If you're delinquent on your vehicle loan (in breach of contract), the vehicle CAN be possessed at ANY time. Just because they haven't doesn't mean they won't. Even so, until they do, unless you obtained the loan fraudulently, you're freely entitled continued use of the vehicle as its current owner.
As a contractual leinholder, the bank or finance company can (and likely) will take independent actions, up to and including referring your account to their own collections department, a collection agency, and/or report your delinquent obligation to any or all of the credit reporting agencies.

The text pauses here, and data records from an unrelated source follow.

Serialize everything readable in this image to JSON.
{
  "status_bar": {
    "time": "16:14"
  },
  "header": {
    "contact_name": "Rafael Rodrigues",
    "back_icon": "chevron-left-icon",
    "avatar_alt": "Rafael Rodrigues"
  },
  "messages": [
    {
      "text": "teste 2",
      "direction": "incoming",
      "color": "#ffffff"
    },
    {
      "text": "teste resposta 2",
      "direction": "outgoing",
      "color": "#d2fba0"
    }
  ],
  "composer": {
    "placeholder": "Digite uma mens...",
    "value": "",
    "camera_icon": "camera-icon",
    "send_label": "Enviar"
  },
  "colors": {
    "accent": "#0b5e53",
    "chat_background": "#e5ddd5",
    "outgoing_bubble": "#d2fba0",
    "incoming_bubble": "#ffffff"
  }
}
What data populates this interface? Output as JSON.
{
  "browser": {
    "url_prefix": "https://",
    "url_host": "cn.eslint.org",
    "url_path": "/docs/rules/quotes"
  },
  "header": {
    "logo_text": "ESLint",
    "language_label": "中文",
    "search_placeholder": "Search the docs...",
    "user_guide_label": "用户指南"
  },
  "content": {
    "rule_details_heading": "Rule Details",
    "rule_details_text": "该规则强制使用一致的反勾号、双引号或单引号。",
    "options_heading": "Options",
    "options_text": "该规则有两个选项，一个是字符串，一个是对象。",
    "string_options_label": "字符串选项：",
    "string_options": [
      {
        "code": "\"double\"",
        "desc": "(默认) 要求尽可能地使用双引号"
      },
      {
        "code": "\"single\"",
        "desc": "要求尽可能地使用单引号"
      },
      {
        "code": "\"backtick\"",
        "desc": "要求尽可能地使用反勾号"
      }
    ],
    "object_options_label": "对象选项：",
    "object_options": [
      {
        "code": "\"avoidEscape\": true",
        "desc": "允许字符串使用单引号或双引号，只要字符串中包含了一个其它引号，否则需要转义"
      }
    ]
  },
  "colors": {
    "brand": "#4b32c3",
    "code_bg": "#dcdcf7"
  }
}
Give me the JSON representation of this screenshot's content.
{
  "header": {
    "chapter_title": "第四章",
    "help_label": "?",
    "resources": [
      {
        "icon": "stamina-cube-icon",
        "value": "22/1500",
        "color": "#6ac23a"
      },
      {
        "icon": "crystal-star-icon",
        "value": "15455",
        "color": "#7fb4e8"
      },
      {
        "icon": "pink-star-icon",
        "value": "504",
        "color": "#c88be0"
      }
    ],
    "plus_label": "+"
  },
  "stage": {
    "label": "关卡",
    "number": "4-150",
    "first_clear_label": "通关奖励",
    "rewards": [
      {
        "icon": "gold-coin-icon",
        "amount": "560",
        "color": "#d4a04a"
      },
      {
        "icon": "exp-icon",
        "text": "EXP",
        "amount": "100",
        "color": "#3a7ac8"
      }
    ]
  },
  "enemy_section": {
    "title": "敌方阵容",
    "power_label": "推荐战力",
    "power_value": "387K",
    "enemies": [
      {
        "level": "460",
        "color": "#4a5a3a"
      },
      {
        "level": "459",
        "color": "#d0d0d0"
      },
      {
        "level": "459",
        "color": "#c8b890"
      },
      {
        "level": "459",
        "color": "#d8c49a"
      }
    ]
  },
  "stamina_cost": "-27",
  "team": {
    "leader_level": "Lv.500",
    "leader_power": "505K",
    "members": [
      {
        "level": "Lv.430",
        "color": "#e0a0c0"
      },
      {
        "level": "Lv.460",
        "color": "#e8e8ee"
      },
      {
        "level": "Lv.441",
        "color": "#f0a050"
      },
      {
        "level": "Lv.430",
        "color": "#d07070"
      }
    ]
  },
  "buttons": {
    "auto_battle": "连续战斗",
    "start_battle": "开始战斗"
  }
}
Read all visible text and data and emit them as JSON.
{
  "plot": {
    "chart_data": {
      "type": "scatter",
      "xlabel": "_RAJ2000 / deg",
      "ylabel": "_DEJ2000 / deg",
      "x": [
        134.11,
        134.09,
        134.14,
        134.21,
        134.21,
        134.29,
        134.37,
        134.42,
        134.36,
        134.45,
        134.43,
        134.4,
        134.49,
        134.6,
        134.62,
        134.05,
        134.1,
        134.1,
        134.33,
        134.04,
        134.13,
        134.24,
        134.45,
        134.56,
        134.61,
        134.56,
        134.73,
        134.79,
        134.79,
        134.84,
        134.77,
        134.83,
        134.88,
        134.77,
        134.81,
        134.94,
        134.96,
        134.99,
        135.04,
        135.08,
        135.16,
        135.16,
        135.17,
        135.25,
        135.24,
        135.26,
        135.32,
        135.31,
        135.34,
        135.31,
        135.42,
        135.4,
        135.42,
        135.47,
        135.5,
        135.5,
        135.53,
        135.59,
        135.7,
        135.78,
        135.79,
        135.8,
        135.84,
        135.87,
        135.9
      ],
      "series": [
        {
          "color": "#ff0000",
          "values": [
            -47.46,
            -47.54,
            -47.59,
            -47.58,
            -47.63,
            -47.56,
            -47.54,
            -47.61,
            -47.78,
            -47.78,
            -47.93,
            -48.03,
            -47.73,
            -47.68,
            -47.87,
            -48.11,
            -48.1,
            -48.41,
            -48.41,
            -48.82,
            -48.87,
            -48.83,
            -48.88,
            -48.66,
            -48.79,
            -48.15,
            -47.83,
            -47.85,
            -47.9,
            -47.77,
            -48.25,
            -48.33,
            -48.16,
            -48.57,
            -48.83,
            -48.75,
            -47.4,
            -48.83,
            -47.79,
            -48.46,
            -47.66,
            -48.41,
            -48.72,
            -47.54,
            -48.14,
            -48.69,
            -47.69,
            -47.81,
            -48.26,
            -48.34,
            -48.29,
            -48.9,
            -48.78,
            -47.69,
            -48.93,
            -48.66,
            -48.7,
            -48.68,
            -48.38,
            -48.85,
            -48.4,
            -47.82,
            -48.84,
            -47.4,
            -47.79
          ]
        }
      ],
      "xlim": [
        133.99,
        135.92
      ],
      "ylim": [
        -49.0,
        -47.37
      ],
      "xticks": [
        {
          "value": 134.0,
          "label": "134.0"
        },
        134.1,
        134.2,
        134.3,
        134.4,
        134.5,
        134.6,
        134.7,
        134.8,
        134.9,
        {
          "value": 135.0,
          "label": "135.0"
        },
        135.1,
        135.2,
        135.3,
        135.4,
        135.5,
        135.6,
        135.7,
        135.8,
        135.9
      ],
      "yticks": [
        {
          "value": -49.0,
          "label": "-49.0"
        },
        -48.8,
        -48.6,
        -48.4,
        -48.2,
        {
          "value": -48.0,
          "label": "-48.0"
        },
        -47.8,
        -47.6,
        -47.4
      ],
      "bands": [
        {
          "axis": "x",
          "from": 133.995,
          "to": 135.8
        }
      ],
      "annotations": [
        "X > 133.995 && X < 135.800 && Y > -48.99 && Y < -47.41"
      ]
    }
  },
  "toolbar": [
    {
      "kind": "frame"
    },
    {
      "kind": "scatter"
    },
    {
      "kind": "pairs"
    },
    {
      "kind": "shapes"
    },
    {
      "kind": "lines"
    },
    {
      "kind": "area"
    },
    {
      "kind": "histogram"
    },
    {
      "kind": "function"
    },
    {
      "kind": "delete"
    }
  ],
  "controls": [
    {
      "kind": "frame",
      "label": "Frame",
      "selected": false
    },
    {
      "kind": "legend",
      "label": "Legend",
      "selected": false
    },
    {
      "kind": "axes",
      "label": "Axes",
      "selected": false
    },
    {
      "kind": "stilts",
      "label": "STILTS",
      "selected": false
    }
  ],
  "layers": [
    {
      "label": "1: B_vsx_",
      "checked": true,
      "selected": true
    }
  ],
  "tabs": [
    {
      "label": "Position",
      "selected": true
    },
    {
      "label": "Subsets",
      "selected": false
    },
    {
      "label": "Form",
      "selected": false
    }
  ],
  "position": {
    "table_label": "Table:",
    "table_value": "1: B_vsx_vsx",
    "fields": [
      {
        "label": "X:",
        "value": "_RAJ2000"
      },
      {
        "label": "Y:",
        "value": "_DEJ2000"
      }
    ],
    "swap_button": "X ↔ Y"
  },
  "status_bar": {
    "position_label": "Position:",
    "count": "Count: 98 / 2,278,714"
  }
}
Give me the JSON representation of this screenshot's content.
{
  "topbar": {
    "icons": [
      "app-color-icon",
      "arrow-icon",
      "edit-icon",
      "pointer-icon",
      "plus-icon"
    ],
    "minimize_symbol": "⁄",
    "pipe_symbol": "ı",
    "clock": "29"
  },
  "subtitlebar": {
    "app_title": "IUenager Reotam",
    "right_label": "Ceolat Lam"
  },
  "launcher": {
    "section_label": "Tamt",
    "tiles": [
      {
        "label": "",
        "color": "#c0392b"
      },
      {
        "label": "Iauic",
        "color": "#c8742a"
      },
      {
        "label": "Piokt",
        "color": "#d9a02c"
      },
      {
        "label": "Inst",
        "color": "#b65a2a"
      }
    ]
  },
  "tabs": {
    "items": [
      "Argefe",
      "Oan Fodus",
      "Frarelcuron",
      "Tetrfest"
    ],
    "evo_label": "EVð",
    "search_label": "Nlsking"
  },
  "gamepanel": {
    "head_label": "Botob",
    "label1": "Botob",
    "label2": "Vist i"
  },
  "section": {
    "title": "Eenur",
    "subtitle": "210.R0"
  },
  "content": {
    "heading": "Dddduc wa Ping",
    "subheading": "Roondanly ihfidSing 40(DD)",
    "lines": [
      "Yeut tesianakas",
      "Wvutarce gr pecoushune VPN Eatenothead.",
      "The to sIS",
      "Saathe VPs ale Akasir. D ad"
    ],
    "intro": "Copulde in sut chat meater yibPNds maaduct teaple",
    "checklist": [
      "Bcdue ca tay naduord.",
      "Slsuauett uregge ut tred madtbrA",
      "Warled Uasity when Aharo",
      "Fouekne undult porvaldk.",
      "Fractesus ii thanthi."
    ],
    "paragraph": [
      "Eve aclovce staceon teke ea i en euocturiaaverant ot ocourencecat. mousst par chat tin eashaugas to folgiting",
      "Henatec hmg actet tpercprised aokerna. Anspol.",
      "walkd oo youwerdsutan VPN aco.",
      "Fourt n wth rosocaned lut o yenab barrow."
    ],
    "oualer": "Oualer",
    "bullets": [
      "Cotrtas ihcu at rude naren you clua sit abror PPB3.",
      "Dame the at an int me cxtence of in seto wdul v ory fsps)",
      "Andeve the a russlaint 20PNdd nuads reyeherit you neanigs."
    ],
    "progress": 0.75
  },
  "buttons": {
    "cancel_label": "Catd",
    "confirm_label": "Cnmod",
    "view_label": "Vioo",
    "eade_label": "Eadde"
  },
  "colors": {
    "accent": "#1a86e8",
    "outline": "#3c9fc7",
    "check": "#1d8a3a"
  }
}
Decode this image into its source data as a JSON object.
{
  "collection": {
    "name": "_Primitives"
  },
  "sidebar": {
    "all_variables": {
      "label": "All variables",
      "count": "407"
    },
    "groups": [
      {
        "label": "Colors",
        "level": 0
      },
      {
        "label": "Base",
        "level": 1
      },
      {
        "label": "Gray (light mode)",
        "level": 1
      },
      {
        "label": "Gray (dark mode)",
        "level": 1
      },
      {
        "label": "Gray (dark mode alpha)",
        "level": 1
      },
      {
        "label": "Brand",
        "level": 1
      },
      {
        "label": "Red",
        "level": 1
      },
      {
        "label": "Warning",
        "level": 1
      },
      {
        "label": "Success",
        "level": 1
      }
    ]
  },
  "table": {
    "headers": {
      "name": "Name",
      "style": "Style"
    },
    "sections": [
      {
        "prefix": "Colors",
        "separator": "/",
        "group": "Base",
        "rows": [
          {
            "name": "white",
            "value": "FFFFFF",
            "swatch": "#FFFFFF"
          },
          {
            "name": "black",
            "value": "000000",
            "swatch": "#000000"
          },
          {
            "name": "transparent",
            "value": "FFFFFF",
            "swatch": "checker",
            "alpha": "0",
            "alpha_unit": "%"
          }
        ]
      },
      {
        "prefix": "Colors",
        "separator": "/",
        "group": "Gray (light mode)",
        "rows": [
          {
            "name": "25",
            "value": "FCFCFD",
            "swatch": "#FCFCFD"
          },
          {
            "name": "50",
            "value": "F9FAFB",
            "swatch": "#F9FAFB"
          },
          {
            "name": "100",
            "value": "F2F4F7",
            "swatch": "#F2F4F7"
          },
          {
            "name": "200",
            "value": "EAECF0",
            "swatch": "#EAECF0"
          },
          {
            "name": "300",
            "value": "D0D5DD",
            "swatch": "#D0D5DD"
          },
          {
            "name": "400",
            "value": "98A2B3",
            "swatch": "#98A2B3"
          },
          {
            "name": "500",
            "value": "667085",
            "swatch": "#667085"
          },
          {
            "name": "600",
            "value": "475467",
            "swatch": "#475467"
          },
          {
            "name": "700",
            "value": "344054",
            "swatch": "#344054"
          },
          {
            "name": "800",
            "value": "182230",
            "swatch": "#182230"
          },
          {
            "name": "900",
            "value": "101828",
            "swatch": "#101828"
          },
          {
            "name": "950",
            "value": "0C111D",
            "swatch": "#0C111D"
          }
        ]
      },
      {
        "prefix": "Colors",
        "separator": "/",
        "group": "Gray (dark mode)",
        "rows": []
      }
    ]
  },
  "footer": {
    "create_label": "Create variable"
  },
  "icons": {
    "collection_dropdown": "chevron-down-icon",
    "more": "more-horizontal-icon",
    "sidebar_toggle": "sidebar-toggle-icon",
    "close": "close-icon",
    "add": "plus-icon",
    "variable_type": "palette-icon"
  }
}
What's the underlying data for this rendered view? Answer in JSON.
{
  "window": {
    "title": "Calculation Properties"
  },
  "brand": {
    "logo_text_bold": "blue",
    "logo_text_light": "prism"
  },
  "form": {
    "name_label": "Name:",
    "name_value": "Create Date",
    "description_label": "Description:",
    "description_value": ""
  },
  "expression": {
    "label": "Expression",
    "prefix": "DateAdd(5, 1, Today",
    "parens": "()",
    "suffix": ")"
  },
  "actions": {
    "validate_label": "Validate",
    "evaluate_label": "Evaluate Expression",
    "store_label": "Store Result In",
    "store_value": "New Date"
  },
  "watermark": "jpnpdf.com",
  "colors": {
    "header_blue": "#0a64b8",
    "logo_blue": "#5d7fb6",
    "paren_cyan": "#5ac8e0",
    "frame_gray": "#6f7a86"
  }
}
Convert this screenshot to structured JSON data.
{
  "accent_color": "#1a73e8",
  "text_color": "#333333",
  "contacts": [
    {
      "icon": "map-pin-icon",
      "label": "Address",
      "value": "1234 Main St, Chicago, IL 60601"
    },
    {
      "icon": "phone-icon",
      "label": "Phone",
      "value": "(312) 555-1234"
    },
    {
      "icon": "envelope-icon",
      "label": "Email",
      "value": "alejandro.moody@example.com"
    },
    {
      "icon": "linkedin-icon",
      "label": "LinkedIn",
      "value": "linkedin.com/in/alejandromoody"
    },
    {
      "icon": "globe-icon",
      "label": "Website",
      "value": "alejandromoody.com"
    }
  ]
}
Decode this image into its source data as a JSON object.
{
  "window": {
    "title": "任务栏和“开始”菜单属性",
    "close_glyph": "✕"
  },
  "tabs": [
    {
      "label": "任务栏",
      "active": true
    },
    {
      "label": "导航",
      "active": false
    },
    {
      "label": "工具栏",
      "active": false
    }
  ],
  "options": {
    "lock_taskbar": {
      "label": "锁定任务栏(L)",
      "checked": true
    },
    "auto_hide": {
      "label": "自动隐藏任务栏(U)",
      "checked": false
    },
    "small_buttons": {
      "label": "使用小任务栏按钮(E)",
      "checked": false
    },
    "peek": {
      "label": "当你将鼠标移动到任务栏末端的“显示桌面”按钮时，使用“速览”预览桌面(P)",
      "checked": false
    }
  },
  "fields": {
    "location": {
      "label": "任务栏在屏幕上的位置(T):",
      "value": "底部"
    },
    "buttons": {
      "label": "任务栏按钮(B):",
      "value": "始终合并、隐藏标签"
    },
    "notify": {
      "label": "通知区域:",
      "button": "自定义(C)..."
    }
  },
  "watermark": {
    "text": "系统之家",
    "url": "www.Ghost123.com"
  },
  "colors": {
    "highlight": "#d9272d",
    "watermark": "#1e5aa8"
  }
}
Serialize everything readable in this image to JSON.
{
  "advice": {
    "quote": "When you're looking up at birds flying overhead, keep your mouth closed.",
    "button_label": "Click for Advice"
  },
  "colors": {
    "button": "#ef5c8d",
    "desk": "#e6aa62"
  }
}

You continue to owe the loan regardless of the vehicle's disposition or who happens to possess it. Only if it's repossessed and subsequently sold to recoup the outstanding balance does any thing change. The lender is empowered by your power of attorney to sell the vehicle on your behalf and any amount they obtain for selling the vehicle (less repossession, storage, and sale fees) is applied to the outstanding balance. If it's insufficient to cover the entire balance, you continue to owe the lender as a non-secured debt. If they happen to sell it for more than you owe, they're obligated to refund the difference to you.
The one thing you CAN'T do is sell the vehicle. Because of the lien, the title is "encumbered"; and it must become unencumbered before you can (legally) assign ownership to someone else. Indeed, you usually don't even have access to the title until the lien is satisfied. Some people have applied and received (through loopholes) replacement titles, claiming the original was lost or destroyed and falsifying (committing perjury) whether or not any liens (encumbrances) exist, but most eventually get caught and are prosecuted for both perjury and/or theft or fraud once they sell the vehicle.
Best of luck. I hope this helps.
· 10 years ago